What religion that we know of has a clearer, cleaner, more elegant sacred text? I mean that's what we all believe from the day we are born right? You wake up each day believing the day is going to work out. You believe you won't die, you believe the sun will rise, you believe there's a point in getting out of bed. Believing that it's all going to work out is synonymous with being alive. It's inborn, in your one taught you how to think that way. On the other hand, you're not born believing in God or Allah or any other deity; you are taught those words, that worship. Strip off all the religious dogma we've been taught and try to remember what existed in your mind the moment you were born, your elemental thought: It will all work out. I will take my next breath and I will survive.

That's the only faith I think we need. Faith not in God but in the nature of things working out for the better. Faith in yourself and in your gifts. Faith in the rhythm of the that it's all gonna work out. I felt so glad to hear my husband speak of his own faith in these terms. It made me see that there can be and there is a common faith that is born, not taught. The ones that are taught (organized religions) are the ones that divide and bewilder and incite us to hate one another.

This religious, evangelical era is a phase. We are in the fretful fractured frightening teenage years of our existence. We are nearing adulthood in the human timeline and we will soon be liberated from our fears. We just have to be able to see what it is that frightens and frustrates us and keeps us in the dark....and then move away from it.

It is all gonna work out. Not just today, or over the course of your life or millenia, but all of IT. The sun is going to continue to shine and soon it will shine brighter than before and illuminate the next great epoch for us. We will all rise. I don't need "God" to keep that faith. I've seen it, walked in it, lived it. It's an implicit faith that is written into our hearts and minds in the beginning....but it's a faith that we have to be introduced again in our adult lives because it is so obscured by the noisy gong and clanging cymbal.

Random post script.

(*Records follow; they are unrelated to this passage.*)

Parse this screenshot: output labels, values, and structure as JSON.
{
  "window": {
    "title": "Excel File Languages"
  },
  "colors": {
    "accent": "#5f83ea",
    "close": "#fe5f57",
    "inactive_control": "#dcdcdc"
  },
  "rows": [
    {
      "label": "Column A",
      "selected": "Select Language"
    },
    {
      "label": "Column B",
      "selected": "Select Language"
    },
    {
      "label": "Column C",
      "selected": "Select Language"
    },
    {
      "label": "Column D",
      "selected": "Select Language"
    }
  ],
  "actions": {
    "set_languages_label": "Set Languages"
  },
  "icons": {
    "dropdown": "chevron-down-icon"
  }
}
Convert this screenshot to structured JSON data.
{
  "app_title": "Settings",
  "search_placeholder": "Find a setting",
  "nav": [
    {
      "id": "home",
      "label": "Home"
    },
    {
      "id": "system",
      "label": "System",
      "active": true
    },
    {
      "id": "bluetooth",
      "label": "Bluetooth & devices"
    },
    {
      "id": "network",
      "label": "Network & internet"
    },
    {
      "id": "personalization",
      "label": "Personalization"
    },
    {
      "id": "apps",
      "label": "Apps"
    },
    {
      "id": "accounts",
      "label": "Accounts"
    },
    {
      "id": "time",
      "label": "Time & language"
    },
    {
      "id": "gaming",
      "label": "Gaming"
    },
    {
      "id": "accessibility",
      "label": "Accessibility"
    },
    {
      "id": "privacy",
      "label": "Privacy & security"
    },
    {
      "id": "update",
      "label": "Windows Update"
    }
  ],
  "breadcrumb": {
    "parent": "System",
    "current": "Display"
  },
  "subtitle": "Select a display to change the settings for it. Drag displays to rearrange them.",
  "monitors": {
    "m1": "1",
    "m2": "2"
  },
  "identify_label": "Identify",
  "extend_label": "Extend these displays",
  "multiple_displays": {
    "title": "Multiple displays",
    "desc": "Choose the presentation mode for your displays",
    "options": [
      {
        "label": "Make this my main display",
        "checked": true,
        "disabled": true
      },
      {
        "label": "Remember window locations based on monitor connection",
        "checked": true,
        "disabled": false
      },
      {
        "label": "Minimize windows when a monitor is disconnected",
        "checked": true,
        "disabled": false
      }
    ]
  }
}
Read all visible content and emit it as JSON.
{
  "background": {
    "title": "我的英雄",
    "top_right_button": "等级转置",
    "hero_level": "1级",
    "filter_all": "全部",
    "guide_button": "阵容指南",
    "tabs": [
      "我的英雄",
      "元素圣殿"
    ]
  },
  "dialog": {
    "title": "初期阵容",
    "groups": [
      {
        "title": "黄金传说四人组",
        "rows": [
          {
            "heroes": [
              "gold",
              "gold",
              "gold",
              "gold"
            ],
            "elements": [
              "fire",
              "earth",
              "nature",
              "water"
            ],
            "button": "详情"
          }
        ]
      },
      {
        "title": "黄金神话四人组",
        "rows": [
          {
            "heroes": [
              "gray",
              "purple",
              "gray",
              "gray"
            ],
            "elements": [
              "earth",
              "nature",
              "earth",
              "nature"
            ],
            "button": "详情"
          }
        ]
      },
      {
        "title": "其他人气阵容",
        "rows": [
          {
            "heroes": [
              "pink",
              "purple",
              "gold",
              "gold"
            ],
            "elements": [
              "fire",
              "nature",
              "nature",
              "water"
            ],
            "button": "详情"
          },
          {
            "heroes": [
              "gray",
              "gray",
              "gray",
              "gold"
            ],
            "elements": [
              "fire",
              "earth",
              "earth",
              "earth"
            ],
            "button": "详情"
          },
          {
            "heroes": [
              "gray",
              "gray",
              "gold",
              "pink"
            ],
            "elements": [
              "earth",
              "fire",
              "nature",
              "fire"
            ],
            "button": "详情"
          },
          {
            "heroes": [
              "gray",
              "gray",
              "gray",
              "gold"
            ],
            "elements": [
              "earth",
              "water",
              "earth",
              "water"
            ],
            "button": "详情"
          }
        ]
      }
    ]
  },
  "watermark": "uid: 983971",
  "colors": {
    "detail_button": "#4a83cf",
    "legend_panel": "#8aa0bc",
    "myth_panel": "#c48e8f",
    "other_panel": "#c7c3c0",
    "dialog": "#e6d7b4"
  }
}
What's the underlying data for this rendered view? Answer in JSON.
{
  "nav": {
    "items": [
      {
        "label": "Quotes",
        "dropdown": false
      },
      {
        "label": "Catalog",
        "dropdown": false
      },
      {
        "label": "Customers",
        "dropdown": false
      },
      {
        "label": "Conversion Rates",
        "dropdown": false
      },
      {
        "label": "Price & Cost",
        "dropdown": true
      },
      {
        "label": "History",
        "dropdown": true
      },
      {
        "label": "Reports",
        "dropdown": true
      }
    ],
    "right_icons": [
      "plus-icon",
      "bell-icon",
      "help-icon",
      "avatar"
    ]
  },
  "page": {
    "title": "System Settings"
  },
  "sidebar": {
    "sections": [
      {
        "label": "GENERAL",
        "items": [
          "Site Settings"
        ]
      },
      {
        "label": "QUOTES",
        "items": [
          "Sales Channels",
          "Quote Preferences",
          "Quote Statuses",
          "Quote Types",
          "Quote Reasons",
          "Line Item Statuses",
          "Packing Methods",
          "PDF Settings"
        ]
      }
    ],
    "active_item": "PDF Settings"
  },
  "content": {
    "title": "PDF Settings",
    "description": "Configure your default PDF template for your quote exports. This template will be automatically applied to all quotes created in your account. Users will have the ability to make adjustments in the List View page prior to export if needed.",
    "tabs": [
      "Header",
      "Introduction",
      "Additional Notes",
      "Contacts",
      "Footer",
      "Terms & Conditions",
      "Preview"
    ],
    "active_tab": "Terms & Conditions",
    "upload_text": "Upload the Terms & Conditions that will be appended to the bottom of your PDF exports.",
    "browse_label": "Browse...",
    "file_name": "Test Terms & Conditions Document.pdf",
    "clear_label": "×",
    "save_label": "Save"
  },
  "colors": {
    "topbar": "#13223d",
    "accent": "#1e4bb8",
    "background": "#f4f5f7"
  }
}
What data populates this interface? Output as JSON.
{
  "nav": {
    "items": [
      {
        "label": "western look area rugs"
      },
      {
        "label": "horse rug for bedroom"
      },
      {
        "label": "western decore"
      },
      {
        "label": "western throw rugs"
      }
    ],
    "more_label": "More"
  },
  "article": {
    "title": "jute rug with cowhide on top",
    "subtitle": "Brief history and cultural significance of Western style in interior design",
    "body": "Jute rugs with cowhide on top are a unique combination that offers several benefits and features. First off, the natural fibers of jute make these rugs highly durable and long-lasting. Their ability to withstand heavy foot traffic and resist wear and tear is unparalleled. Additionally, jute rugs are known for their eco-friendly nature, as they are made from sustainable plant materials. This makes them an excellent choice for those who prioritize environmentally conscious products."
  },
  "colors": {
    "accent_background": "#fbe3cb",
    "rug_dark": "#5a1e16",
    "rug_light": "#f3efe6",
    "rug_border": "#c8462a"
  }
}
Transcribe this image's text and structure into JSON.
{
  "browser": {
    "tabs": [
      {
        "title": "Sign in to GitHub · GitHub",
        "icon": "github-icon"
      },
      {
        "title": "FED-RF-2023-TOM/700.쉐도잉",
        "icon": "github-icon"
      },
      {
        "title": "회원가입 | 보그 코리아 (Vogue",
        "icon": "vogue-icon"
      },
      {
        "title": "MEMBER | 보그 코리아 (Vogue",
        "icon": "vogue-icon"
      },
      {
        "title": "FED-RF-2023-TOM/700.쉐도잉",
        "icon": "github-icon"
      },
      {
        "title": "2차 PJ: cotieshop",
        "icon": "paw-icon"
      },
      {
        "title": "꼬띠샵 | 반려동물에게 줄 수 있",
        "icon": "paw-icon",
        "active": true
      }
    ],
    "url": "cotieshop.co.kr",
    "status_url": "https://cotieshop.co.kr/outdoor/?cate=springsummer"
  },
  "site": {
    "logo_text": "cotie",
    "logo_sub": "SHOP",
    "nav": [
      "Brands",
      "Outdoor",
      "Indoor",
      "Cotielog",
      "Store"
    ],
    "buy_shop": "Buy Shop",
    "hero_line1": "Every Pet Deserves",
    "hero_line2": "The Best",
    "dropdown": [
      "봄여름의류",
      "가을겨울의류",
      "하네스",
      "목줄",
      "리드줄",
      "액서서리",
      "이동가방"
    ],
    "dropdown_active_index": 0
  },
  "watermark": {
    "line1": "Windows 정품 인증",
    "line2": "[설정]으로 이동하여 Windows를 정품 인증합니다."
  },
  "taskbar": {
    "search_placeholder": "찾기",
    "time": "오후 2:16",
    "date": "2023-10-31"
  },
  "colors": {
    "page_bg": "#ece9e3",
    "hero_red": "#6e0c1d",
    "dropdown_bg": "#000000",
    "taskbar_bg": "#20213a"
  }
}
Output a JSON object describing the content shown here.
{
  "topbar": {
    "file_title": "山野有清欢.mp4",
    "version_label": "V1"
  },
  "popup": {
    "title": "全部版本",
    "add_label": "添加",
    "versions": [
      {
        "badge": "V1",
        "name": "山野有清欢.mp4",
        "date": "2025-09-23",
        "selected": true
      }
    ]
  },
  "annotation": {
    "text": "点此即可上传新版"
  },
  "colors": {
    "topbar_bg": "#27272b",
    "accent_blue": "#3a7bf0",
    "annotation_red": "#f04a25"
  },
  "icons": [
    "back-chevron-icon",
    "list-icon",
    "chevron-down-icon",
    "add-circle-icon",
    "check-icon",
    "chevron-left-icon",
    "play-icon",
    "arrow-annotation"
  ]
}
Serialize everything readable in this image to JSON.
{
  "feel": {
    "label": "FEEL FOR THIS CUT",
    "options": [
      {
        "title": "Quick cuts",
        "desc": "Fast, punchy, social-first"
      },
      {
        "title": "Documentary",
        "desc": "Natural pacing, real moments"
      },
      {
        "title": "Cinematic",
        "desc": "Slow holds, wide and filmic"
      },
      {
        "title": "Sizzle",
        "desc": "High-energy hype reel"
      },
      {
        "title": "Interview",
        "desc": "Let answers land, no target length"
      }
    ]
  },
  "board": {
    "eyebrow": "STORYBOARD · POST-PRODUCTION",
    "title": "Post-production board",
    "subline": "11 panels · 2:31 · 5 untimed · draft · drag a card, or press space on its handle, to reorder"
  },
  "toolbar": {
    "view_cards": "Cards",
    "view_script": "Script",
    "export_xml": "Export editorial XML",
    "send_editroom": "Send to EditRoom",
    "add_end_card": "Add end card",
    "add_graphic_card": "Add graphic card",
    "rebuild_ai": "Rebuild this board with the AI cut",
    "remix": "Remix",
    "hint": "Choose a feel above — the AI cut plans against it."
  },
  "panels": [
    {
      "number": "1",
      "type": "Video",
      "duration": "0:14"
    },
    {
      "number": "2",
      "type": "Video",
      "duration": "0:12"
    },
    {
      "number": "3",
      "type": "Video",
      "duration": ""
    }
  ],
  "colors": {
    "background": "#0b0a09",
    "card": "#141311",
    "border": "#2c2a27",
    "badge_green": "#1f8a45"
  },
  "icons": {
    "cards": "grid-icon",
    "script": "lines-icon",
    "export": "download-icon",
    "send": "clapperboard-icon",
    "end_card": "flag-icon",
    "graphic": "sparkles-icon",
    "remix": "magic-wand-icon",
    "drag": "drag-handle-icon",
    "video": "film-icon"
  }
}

Just heard a long lost song on my Itunes. Check out the "Cure-like" Your Mouth by Trip Shakespeare, off their Lulu album. Also excellent from that album are Today you Move and Down my Block.

God, to have these guys in a room together again....